> **Records for the exercise**:
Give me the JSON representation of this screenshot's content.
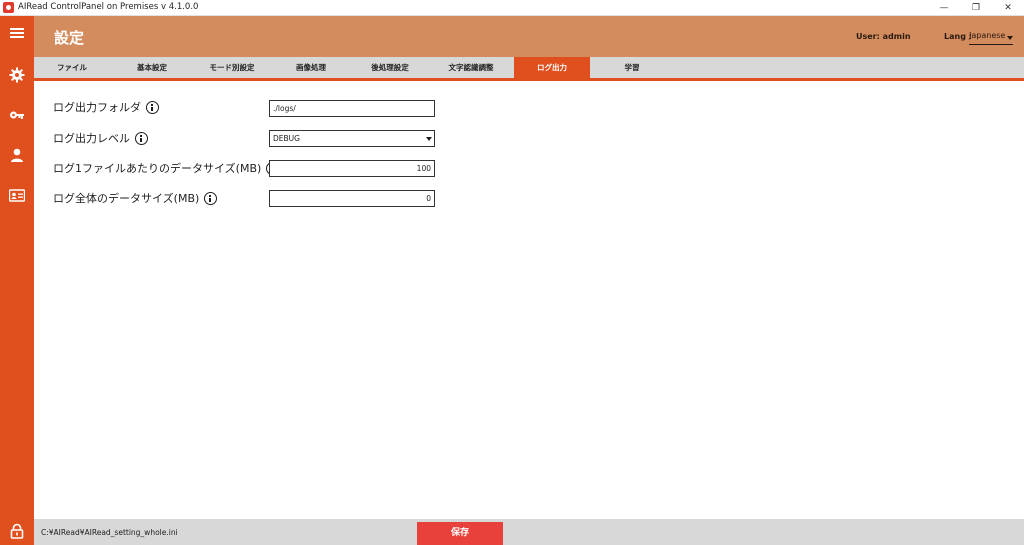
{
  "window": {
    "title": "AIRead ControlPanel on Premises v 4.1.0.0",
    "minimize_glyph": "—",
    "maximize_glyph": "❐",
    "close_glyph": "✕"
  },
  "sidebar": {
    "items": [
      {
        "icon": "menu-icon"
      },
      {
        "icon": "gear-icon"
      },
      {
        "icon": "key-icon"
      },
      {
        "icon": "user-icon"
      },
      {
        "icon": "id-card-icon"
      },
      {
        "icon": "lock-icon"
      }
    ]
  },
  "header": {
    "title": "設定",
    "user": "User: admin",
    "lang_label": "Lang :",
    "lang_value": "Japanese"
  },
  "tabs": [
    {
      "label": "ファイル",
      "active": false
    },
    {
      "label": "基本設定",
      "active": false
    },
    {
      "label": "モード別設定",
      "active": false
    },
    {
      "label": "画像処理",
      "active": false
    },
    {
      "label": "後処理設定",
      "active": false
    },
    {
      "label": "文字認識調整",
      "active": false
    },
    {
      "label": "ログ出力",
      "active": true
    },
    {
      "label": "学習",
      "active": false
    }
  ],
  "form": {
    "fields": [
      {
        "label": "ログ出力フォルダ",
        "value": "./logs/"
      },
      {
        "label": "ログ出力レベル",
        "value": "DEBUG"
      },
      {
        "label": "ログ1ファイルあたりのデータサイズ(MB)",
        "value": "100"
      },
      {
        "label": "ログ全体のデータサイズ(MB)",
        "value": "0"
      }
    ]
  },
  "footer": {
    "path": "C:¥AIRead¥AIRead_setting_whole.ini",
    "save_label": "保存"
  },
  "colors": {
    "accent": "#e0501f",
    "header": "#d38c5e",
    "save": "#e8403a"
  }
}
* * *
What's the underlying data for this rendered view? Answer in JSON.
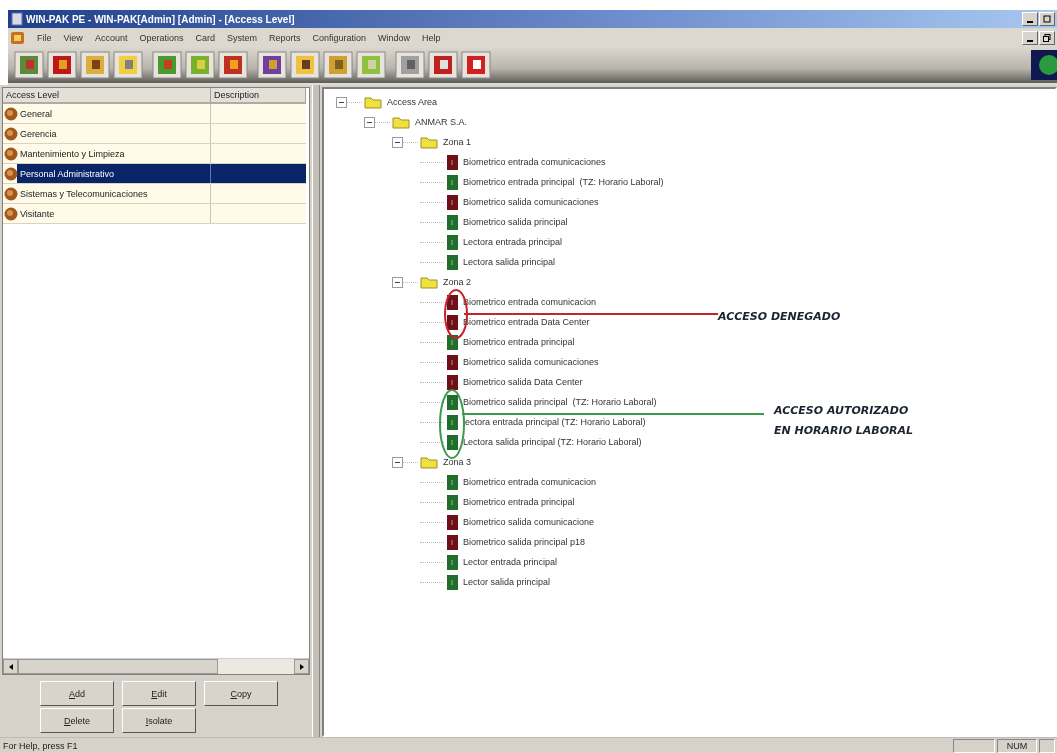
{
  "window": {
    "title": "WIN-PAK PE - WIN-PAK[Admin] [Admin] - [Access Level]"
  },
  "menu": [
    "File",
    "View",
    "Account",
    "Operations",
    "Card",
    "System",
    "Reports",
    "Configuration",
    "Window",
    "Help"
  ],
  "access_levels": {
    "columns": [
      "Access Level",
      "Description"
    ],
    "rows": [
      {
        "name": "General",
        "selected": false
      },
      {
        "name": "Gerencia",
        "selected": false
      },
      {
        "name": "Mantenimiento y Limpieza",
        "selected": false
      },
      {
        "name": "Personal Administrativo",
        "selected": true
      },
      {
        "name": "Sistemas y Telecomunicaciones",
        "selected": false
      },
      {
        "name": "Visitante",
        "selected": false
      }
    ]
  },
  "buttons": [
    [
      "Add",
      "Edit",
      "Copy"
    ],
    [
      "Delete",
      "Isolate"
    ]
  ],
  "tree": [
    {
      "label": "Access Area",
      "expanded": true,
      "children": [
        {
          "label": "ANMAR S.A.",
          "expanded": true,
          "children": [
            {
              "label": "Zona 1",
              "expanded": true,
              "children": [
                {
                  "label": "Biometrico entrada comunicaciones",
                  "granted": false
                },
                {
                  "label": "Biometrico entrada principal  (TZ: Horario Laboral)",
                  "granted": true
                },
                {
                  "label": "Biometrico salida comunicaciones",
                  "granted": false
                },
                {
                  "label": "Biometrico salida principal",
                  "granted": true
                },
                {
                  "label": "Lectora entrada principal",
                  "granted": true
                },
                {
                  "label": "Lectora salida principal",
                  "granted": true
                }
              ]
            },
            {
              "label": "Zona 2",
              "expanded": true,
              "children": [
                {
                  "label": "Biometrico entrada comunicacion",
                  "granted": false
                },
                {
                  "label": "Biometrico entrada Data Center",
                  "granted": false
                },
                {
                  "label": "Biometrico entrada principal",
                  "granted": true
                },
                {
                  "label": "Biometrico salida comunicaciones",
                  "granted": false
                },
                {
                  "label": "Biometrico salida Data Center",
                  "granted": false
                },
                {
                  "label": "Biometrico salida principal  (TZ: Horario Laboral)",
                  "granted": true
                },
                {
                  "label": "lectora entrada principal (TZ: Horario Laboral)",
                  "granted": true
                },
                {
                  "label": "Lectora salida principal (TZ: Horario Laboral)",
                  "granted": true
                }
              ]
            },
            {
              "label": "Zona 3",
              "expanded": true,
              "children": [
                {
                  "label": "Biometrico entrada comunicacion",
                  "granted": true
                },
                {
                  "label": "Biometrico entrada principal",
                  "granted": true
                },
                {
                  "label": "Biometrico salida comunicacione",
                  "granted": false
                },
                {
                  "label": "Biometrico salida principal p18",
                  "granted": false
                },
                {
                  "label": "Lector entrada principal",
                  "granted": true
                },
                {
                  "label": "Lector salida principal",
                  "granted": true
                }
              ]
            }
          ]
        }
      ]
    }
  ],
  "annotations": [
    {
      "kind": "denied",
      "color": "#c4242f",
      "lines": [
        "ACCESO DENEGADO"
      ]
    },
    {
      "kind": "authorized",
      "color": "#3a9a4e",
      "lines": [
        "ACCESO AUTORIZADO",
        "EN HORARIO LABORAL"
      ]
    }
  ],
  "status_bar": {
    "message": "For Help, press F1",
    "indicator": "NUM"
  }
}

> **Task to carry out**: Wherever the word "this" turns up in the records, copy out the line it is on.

> **Response area**:
Give me the JSON representation of this screenshot's content.
What's the underlying data for this rendered view? Answer in JSON.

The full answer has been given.